Other annoyances include season 2 of BattleStar Galactica. Everybody and their mother started selling this title on Dec 20th 2005 including eBay sellers. Its 2006 and Netflix lists this title as "available Jan 17 2006." Why the discrepancy? Who knows. Sure I could attempt to contact Netflix but like every mega-company, they never seem to answer unless you work for some mega-rag. Anyway, these are just a few examples of major titles you wont get at Netflix. Yes the depth of titles blows away your standard rental store, but they still fall short on some mainstream must have/view titles.
5. Netflix might carry 55,000 titles, but why does it feel more like a few hundred? There's so much to watch, and Netflix doesn't seem to make it very easy to get a better feel of this immense depth. When I click on 'stand up comedy', I expect to see 100 titles right up front. Instead I see a short list, and some top favorites. The same goes for just about every category.
Don't make me feel like I'm digging ditches looking for a wider selection. And while I'm on the subject, Netflix's new release listing for new DVDs is almost a joke. Because they add only a title or two every week, the main page gives you a strange sense of déjà vu. I don't like having to go to Amazon or other websites to see what's coming on new movie Tuesday.
6. Other Netflix customers. Yes I hate them. I dream of their demise in every fashion a twisted soul could possibly imagine. I despise them for hoarding certain titles and for destroying everything they touch. Why can't people put a DVD in the player or safely in its container? I'd say half of the movies I receive look like they'd been used as drink coasters, frisbees, or used to skate across the carpet. I'm not talking about your fine scratches, I'm talking about large deep grooves and greasy oily finger prints. I'm talking about smears and smudges that I'd swear are peanut butter, jelly, and wax.
It's this reason that I wanted so badly for the hi-def discs on the horizon to come in a cart like mini-discs. People can't be trusted, they can't be responsible, you have to treat consumers like children.

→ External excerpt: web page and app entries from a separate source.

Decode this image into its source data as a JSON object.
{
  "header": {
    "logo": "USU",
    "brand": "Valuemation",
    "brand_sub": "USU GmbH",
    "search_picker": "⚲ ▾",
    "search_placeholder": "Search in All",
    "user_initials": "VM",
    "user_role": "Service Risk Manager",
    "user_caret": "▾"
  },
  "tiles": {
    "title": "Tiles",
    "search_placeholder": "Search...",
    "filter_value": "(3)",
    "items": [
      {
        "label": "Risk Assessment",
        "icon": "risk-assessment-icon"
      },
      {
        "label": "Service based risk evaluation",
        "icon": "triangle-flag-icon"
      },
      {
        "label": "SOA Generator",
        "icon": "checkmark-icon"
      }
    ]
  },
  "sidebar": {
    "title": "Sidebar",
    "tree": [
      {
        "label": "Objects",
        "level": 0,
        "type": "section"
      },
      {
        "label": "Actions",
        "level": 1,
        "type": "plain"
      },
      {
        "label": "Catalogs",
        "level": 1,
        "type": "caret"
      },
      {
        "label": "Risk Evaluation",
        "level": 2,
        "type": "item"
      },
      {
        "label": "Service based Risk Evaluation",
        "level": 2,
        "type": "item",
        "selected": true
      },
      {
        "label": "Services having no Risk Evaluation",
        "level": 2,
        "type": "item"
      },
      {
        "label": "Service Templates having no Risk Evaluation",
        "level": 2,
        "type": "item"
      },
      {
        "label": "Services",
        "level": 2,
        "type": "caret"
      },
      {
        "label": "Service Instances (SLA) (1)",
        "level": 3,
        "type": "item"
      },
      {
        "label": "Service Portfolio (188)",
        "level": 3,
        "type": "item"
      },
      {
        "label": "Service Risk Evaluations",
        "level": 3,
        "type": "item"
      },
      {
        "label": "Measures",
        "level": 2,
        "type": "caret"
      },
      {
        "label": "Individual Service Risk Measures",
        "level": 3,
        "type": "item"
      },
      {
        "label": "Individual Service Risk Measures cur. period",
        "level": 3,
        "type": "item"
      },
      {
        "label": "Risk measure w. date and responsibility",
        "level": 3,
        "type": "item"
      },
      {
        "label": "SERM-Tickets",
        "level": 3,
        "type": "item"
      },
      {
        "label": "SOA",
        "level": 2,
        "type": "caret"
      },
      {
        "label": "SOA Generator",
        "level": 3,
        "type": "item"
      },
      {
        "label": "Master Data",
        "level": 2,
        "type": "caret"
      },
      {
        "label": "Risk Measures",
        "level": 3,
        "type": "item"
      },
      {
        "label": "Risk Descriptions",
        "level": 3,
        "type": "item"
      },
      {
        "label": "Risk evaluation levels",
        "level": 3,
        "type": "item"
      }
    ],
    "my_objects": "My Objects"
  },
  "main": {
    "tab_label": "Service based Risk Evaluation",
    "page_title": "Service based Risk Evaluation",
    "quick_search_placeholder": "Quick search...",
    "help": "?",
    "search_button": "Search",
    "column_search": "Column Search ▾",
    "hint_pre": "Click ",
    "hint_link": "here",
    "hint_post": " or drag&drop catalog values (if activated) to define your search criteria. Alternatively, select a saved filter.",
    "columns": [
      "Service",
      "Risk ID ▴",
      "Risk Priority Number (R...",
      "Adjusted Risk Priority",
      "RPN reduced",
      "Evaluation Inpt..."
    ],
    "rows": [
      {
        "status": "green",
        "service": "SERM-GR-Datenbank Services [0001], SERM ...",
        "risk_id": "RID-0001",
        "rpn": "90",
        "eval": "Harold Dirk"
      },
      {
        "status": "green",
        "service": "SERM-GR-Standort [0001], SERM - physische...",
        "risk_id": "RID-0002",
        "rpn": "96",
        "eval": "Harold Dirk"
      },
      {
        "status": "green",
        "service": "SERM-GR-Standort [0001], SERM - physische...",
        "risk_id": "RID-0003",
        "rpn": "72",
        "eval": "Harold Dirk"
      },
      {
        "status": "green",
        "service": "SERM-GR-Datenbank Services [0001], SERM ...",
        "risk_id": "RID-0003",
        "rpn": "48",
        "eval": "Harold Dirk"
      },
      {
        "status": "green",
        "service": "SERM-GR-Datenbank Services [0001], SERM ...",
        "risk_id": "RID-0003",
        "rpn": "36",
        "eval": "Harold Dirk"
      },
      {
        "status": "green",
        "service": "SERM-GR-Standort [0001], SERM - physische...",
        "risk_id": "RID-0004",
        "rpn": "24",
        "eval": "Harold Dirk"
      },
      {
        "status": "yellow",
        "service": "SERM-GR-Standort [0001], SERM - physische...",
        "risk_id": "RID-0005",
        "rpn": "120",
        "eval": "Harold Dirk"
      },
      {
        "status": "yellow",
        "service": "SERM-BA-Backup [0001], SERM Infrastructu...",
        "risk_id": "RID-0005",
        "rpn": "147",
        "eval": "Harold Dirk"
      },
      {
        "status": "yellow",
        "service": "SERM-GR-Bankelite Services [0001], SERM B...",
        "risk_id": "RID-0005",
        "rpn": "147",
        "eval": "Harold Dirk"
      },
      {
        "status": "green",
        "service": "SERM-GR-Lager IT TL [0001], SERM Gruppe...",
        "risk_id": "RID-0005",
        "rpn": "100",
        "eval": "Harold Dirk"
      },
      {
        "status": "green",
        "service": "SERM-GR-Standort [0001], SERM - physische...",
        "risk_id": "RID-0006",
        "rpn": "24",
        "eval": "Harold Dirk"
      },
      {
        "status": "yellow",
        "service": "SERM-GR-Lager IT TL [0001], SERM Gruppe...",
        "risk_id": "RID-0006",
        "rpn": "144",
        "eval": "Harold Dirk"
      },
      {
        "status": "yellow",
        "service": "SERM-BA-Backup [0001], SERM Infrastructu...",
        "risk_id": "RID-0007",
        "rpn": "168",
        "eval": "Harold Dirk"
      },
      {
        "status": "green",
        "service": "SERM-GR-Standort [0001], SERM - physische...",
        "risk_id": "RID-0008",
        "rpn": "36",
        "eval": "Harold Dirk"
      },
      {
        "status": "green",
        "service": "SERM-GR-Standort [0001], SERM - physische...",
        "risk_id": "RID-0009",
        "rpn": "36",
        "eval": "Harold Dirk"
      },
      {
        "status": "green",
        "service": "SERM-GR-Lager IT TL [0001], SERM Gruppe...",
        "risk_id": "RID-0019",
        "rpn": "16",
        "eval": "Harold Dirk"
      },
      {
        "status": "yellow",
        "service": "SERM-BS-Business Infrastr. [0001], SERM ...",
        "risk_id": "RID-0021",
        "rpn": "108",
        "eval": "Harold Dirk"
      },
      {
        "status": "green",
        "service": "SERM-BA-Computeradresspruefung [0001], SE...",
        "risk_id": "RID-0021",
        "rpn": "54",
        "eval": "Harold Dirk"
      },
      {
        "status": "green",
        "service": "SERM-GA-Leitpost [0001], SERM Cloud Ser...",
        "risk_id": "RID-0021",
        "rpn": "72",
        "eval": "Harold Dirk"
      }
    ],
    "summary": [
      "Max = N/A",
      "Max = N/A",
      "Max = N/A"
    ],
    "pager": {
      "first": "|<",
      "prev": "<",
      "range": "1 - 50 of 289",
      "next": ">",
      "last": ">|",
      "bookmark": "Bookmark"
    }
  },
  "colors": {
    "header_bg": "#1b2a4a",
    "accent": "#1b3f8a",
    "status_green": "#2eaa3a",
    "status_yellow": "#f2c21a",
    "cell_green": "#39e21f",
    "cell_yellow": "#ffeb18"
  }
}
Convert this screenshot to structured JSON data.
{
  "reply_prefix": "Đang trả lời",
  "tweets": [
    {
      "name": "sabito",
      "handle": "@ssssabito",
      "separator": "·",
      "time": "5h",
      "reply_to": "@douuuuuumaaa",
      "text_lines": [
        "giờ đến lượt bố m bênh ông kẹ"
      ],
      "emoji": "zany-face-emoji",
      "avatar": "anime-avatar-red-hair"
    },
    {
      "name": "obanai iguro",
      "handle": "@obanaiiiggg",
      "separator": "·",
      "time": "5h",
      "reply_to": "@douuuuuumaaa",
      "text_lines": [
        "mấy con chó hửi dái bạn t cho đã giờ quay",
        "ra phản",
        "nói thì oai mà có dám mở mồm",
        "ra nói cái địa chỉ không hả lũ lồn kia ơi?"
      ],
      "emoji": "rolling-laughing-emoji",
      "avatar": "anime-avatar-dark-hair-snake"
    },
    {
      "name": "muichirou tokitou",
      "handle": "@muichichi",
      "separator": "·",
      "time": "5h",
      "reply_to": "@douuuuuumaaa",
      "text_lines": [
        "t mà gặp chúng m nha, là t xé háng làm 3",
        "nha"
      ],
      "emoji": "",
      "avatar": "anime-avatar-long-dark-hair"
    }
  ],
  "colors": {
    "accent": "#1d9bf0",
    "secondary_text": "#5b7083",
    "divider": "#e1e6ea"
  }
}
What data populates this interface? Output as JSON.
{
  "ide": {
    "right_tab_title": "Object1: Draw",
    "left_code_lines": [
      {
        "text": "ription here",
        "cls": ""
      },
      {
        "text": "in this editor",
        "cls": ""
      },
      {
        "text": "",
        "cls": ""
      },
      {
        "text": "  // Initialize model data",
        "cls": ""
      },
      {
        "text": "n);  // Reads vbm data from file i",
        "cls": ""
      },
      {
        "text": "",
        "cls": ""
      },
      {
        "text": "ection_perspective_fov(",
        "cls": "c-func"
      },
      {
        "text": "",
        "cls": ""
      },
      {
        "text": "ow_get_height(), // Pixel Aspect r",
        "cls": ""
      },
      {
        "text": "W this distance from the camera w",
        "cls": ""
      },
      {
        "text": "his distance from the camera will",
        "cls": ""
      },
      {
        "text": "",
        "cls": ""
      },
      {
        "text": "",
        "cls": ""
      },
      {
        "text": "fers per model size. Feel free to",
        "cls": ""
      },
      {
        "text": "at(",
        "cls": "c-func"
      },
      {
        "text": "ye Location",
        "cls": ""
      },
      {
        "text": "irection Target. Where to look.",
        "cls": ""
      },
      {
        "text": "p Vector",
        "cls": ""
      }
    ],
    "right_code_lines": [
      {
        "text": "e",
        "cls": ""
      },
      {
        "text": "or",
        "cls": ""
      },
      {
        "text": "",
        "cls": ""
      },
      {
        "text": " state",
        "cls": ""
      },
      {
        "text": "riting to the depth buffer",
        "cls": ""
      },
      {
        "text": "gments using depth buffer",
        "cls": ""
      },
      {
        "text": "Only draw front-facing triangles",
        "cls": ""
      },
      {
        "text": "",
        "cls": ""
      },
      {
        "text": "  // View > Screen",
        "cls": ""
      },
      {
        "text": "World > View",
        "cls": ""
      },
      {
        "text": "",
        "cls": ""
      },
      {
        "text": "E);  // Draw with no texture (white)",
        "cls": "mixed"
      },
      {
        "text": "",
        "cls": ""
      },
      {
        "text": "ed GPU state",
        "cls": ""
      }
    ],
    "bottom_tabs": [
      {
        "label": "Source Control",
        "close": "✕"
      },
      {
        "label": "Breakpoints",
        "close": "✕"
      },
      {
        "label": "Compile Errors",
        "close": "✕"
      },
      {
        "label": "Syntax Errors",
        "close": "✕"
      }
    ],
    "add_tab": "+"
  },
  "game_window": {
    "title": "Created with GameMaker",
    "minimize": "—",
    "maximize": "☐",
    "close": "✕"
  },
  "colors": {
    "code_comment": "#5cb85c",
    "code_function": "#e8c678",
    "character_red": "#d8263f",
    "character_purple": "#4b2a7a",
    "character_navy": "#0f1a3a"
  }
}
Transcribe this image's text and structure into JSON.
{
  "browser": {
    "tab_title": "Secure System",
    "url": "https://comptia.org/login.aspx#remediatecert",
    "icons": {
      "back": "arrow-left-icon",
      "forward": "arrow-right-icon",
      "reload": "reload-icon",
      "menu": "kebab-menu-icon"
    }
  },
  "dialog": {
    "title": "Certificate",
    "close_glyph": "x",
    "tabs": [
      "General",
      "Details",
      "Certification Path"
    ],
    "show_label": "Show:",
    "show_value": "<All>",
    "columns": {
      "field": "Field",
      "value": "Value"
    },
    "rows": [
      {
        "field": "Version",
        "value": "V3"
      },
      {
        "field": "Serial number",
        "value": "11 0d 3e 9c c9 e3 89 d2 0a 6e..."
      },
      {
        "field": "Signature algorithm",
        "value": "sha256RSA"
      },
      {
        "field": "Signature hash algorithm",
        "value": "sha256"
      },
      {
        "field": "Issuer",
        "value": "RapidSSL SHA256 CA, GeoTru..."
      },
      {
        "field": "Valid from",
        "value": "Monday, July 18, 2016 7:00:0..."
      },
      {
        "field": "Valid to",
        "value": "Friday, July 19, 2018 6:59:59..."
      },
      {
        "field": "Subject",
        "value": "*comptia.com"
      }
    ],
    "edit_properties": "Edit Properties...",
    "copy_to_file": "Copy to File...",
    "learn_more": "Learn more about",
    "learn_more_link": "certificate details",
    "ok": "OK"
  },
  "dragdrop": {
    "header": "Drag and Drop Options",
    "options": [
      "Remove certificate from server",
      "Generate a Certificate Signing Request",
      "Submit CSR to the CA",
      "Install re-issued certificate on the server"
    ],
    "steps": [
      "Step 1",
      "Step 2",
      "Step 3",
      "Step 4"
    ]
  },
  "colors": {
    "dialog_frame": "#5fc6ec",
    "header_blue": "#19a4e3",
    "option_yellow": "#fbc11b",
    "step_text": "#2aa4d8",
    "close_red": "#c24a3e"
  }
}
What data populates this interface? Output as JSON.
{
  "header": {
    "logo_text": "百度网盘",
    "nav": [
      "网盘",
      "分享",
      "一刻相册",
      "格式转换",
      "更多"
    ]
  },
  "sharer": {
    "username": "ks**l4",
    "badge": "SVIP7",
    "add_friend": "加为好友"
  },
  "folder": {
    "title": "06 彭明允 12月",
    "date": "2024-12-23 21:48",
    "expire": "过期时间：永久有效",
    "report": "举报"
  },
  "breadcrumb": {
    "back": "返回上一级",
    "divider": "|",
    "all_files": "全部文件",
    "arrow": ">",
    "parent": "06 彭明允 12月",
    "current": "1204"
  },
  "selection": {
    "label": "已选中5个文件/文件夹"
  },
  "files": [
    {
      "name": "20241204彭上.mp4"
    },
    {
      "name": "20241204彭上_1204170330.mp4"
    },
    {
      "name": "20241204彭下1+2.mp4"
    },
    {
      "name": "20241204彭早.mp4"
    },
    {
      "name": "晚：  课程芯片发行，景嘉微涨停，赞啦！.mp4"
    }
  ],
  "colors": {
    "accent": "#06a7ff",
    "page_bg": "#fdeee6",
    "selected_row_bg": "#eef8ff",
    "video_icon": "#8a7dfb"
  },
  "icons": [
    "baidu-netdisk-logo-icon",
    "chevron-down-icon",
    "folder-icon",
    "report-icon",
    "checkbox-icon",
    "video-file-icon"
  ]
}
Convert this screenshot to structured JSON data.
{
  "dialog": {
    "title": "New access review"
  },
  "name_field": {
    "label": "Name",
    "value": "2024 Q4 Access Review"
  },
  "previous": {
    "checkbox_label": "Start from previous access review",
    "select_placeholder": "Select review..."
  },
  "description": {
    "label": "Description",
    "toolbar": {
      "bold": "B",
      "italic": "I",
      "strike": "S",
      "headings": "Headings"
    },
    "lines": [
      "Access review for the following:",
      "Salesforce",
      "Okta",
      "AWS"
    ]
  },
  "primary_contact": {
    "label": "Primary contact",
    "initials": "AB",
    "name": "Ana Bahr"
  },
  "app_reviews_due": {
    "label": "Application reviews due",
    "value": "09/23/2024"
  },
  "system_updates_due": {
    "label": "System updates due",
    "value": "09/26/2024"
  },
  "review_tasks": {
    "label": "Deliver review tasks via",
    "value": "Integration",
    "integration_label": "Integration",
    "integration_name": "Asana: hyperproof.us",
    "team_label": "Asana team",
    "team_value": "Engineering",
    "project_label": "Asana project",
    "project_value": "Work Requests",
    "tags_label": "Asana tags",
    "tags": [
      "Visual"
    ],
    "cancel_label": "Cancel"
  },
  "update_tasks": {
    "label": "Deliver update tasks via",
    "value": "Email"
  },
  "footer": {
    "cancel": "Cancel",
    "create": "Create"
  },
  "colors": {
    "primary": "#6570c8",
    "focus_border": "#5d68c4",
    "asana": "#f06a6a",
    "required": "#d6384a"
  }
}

But sadly, both new formats want to use some scratch resistant stuff and won't use carts. I wanted DVDs came in carts for reasons previously stated. You think Martin Luther King had a dream? Well so do I, and mine is a simpler one.
There are more features to use and other little things that will annoy, but I'll stop here. I won't be leaving Netflix anytime soon, but I can't give Netflix anything more than three stars for the following reasons. Spotty when it comes to carrying extended, unrated, or directors cut editions. No Superbit DVDs, and they seem to make zero effort to tell their customers to stop using DVDs as coasters. They make no such plea on their site, on the discs, or in the mailers. So I guess I'll do it. Attention stupid Netflix customers keep your rented DVDs in the sleeve, or in your DVD player. A pox on every soul that scratcheth thy DVD.
© Tony Flores 2006